EXTRACTED DATA
# # # #

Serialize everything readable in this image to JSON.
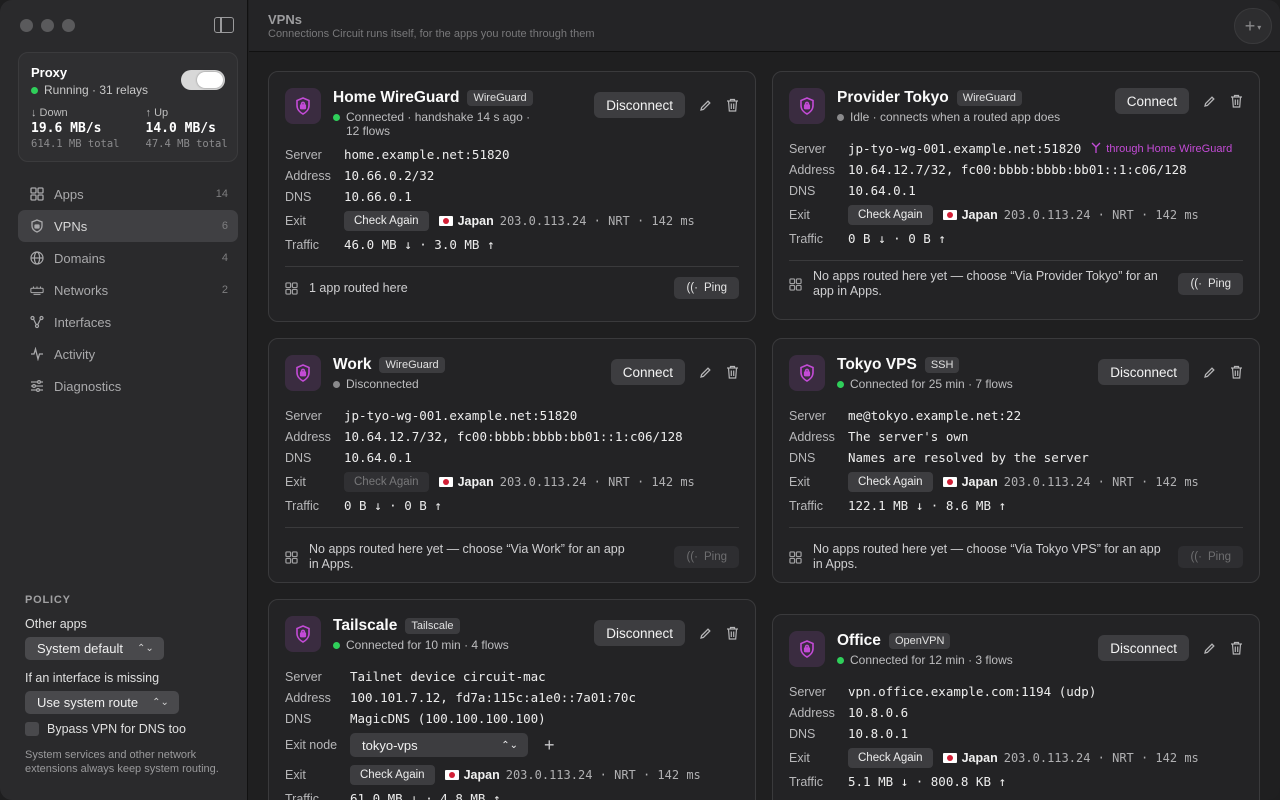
{
  "sidebar": {
    "proxy": {
      "title": "Proxy",
      "status": "Running · 31 relays",
      "down_label": "↓ Down",
      "down_value": "19.6 MB/s",
      "down_total": "614.1 MB total",
      "up_label": "↑ Up",
      "up_value": "14.0 MB/s",
      "up_total": "47.4 MB total"
    },
    "nav": [
      {
        "label": "Apps",
        "count": "14",
        "icon": "apps-grid-icon"
      },
      {
        "label": "VPNs",
        "count": "6",
        "icon": "shield-icon"
      },
      {
        "label": "Domains",
        "count": "4",
        "icon": "globe-icon"
      },
      {
        "label": "Networks",
        "count": "2",
        "icon": "network-icon"
      },
      {
        "label": "Interfaces",
        "count": "",
        "icon": "interfaces-icon"
      },
      {
        "label": "Activity",
        "count": "",
        "icon": "activity-icon"
      },
      {
        "label": "Diagnostics",
        "count": "",
        "icon": "sliders-icon"
      }
    ],
    "policy": {
      "heading": "POLICY",
      "other_apps_label": "Other apps",
      "other_apps_value": "System default",
      "missing_label": "If an interface is missing",
      "missing_value": "Use system route",
      "bypass_label": "Bypass VPN for DNS too",
      "note": "System services and other network extensions always keep system routing."
    }
  },
  "header": {
    "title": "VPNs",
    "subtitle": "Connections Circuit runs itself, for the apps you route through them"
  },
  "labels": {
    "server": "Server",
    "address": "Address",
    "dns": "DNS",
    "exit": "Exit",
    "exit_node": "Exit node",
    "traffic": "Traffic",
    "check_again": "Check Again",
    "ping": "Ping",
    "disconnect": "Disconnect",
    "connect": "Connect",
    "country": "Japan",
    "exit_meta": "203.0.113.24 · NRT · 142 ms"
  },
  "cards": {
    "home": {
      "title": "Home WireGuard",
      "badge": "WireGuard",
      "status": "Connected · handshake 14 s ago · 12 flows",
      "server": "home.example.net:51820",
      "address": "10.66.0.2/32",
      "dns": "10.66.0.1",
      "traffic": "46.0 MB ↓ · 3.0 MB ↑",
      "footer": "1 app routed here"
    },
    "provider": {
      "title": "Provider Tokyo",
      "badge": "WireGuard",
      "status": "Idle · connects when a routed app does",
      "server": "jp-tyo-wg-001.example.net:51820",
      "via": "through Home WireGuard",
      "address": "10.64.12.7/32, fc00:bbbb:bbbb:bb01::1:c06/128",
      "dns": "10.64.0.1",
      "traffic": "0 B ↓ · 0 B ↑",
      "footer": "No apps routed here yet — choose “Via Provider Tokyo” for an app in Apps."
    },
    "work": {
      "title": "Work",
      "badge": "WireGuard",
      "status": "Disconnected",
      "server": "jp-tyo-wg-001.example.net:51820",
      "address": "10.64.12.7/32, fc00:bbbb:bbbb:bb01::1:c06/128",
      "dns": "10.64.0.1",
      "traffic": "0 B ↓ · 0 B ↑",
      "footer": "No apps routed here yet — choose “Via Work” for an app in Apps."
    },
    "tokyo": {
      "title": "Tokyo VPS",
      "badge": "SSH",
      "status": "Connected for 25 min · 7 flows",
      "server": "me@tokyo.example.net:22",
      "address": "The server's own",
      "dns": "Names are resolved by the server",
      "traffic": "122.1 MB ↓ · 8.6 MB ↑",
      "footer": "No apps routed here yet — choose “Via Tokyo VPS” for an app in Apps."
    },
    "tailscale": {
      "title": "Tailscale",
      "badge": "Tailscale",
      "status": "Connected for 10 min · 4 flows",
      "server": "Tailnet device circuit-mac",
      "address": "100.101.7.12, fd7a:115c:a1e0::7a01:70c",
      "dns": "MagicDNS (100.100.100.100)",
      "exit_node": "tokyo-vps",
      "traffic": "61.0 MB ↓ · 4.8 MB ↑"
    },
    "office": {
      "title": "Office",
      "badge": "OpenVPN",
      "status": "Connected for 12 min · 3 flows",
      "server": "vpn.office.example.com:1194 (udp)",
      "address": "10.8.0.6",
      "dns": "10.8.0.1",
      "traffic": "5.1 MB ↓ · 800.8 KB ↑"
    }
  },
  "colors": {
    "accent": "#c34bd6",
    "connected": "#2fcf5a",
    "idle": "#8a8a8c"
  }
}
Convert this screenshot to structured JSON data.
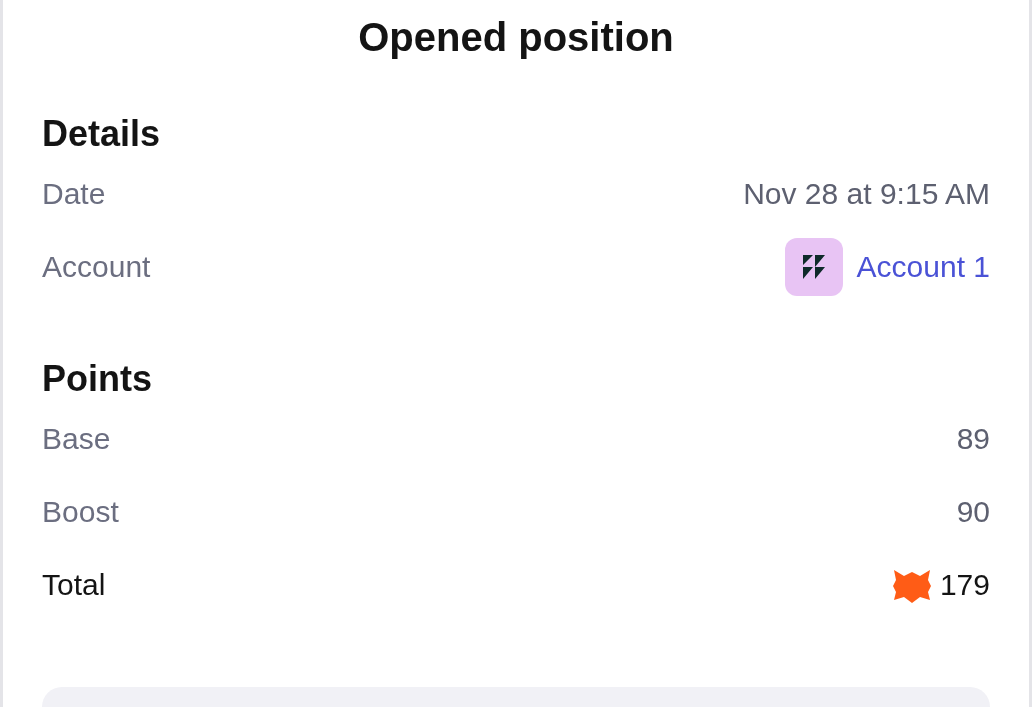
{
  "title": "Opened position",
  "sections": [
    {
      "heading": "Details",
      "rows": [
        {
          "kind": "plain",
          "label": "Date",
          "value": "Nov 28 at 9:15 AM"
        },
        {
          "kind": "account",
          "label": "Account",
          "value": "Account 1"
        }
      ]
    },
    {
      "heading": "Points",
      "rows": [
        {
          "kind": "plain",
          "label": "Base",
          "value": "89"
        },
        {
          "kind": "plain",
          "label": "Boost",
          "value": "90"
        },
        {
          "kind": "total",
          "label": "Total",
          "value": "179"
        }
      ]
    }
  ]
}
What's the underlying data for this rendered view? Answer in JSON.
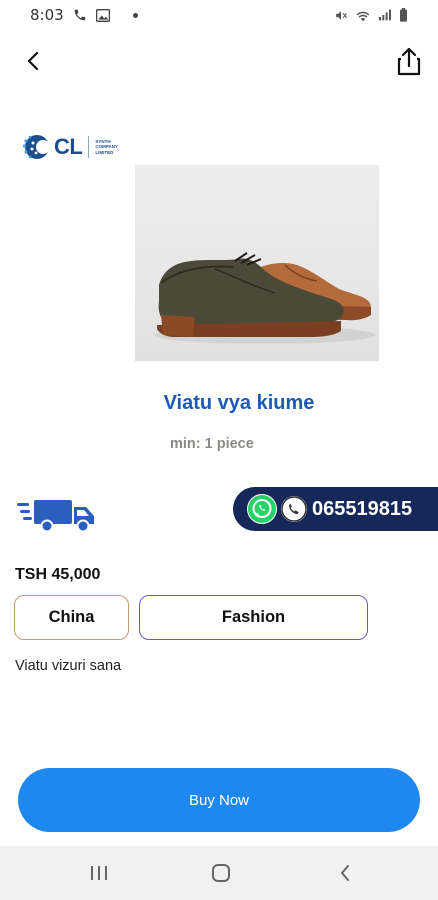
{
  "status_bar": {
    "time": "8:03",
    "icons": [
      "call-icon",
      "image-icon",
      "dot-icon",
      "mute-icon",
      "wifi-icon",
      "signal-icon",
      "battery-icon"
    ]
  },
  "app_bar": {
    "back_icon": "arrow-left-icon",
    "share_icon": "share-icon"
  },
  "product": {
    "logo": {
      "brand": "CL",
      "subtext": [
        "SYNTH",
        "COMPANY",
        "LIMITED"
      ]
    },
    "title": "Viatu vya kiume",
    "min_order": "min: 1 piece",
    "price": "TSH 45,000",
    "origin_tag": "China",
    "category_tag": "Fashion",
    "description": "Viatu vizuri sana"
  },
  "contact": {
    "phone_number": "065519815",
    "whatsapp_icon": "whatsapp-icon",
    "phone_icon": "phone-icon"
  },
  "delivery_icon": "delivery-truck-icon",
  "actions": {
    "buy_now": "Buy Now"
  },
  "nav_bar": {
    "icons": [
      "recent-apps-icon",
      "home-icon",
      "back-icon"
    ]
  },
  "colors": {
    "primary_blue": "#1e88f0",
    "title_blue": "#1c5bb5",
    "contact_navy": "#16285a",
    "origin_border": "#c79a6b",
    "category_border": "#6b57c7"
  }
}
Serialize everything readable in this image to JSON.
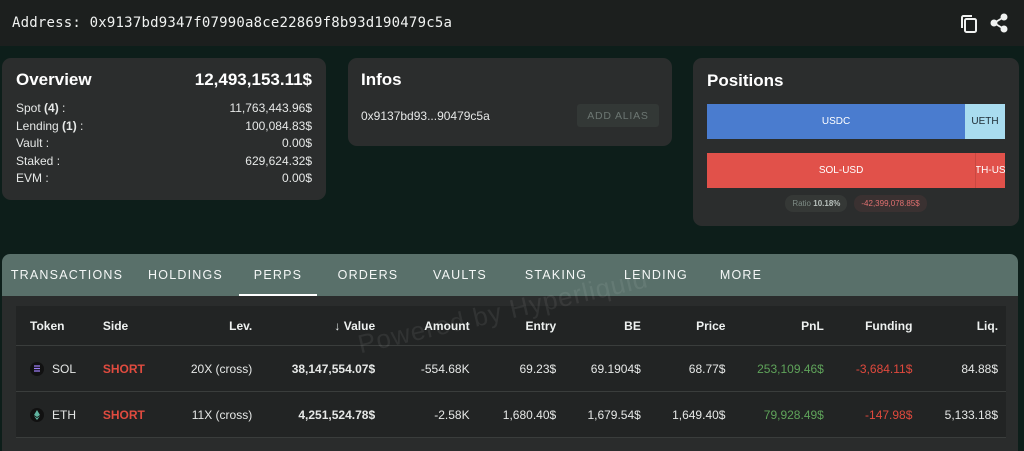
{
  "address_bar": {
    "label": "Address:",
    "address": "0x9137bd9347f07990a8ce22869f8b93d190479c5a",
    "icons": [
      "copy-icon",
      "share-icon"
    ]
  },
  "overview": {
    "title": "Overview",
    "total": "12,493,153.11$",
    "rows": [
      {
        "label": "Spot ",
        "count": "(4)",
        "suffix": " :",
        "value": "11,763,443.96$"
      },
      {
        "label": "Lending ",
        "count": "(1)",
        "suffix": " :",
        "value": "100,084.83$"
      },
      {
        "label": "Vault :",
        "count": "",
        "suffix": "",
        "value": "0.00$"
      },
      {
        "label": "Staked :",
        "count": "",
        "suffix": "",
        "value": "629,624.32$"
      },
      {
        "label": "EVM :",
        "count": "",
        "suffix": "",
        "value": "0.00$"
      }
    ]
  },
  "infos": {
    "title": "Infos",
    "short_address": "0x9137bd93...90479c5a",
    "add_alias_label": "ADD ALIAS"
  },
  "positions": {
    "title": "Positions",
    "bar1": [
      {
        "label": "USDC",
        "share": 0.866,
        "color": "#4a7ccf"
      },
      {
        "label": "UETH",
        "share": 0.134,
        "color": "#a9dcef"
      }
    ],
    "bar2": [
      {
        "label": "SOL-USD",
        "share": 0.9,
        "color": "#e1514a"
      },
      {
        "label": "ETH-USD",
        "share": 0.1,
        "color": "#e1514a"
      }
    ],
    "ratio_label": "Ratio",
    "ratio_value": "10.18%",
    "pnl": "-42,399,078.85$"
  },
  "tabs": [
    {
      "label": "TRANSACTIONS",
      "active": false
    },
    {
      "label": "HOLDINGS",
      "active": false
    },
    {
      "label": "PERPS",
      "active": true
    },
    {
      "label": "ORDERS",
      "active": false
    },
    {
      "label": "VAULTS",
      "active": false
    },
    {
      "label": "STAKING",
      "active": false
    },
    {
      "label": "LENDING",
      "active": false
    },
    {
      "label": "MORE",
      "active": false
    }
  ],
  "table": {
    "headers": {
      "token": "Token",
      "side": "Side",
      "lev": "Lev.",
      "value": "Value",
      "value_sort": "↓",
      "amount": "Amount",
      "entry": "Entry",
      "be": "BE",
      "price": "Price",
      "pnl": "PnL",
      "funding": "Funding",
      "liq": "Liq."
    },
    "rows": [
      {
        "token": "SOL",
        "icon": "solana-icon",
        "side": "SHORT",
        "lev": "20X (cross)",
        "value": "38,147,554.07$",
        "amount": "-554.68K",
        "entry": "69.23$",
        "be": "69.1904$",
        "price": "68.77$",
        "pnl": "253,109.46$",
        "funding": "-3,684.11$",
        "liq": "84.88$"
      },
      {
        "token": "ETH",
        "icon": "ethereum-icon",
        "side": "SHORT",
        "lev": "11X (cross)",
        "value": "4,251,524.78$",
        "amount": "-2.58K",
        "entry": "1,680.40$",
        "be": "1,679.54$",
        "price": "1,649.40$",
        "pnl": "79,928.49$",
        "funding": "-147.98$",
        "liq": "5,133.18$"
      }
    ]
  },
  "watermark": "Powered by Hyperliquid"
}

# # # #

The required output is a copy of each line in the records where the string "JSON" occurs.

EXERCISE ANSWER
Serialize everything readable in this image to JSON.
Convert this screenshot to structured JSON data.
What's the underlying data for this rendered view? Answer in JSON.
Serialize everything readable in this image to JSON.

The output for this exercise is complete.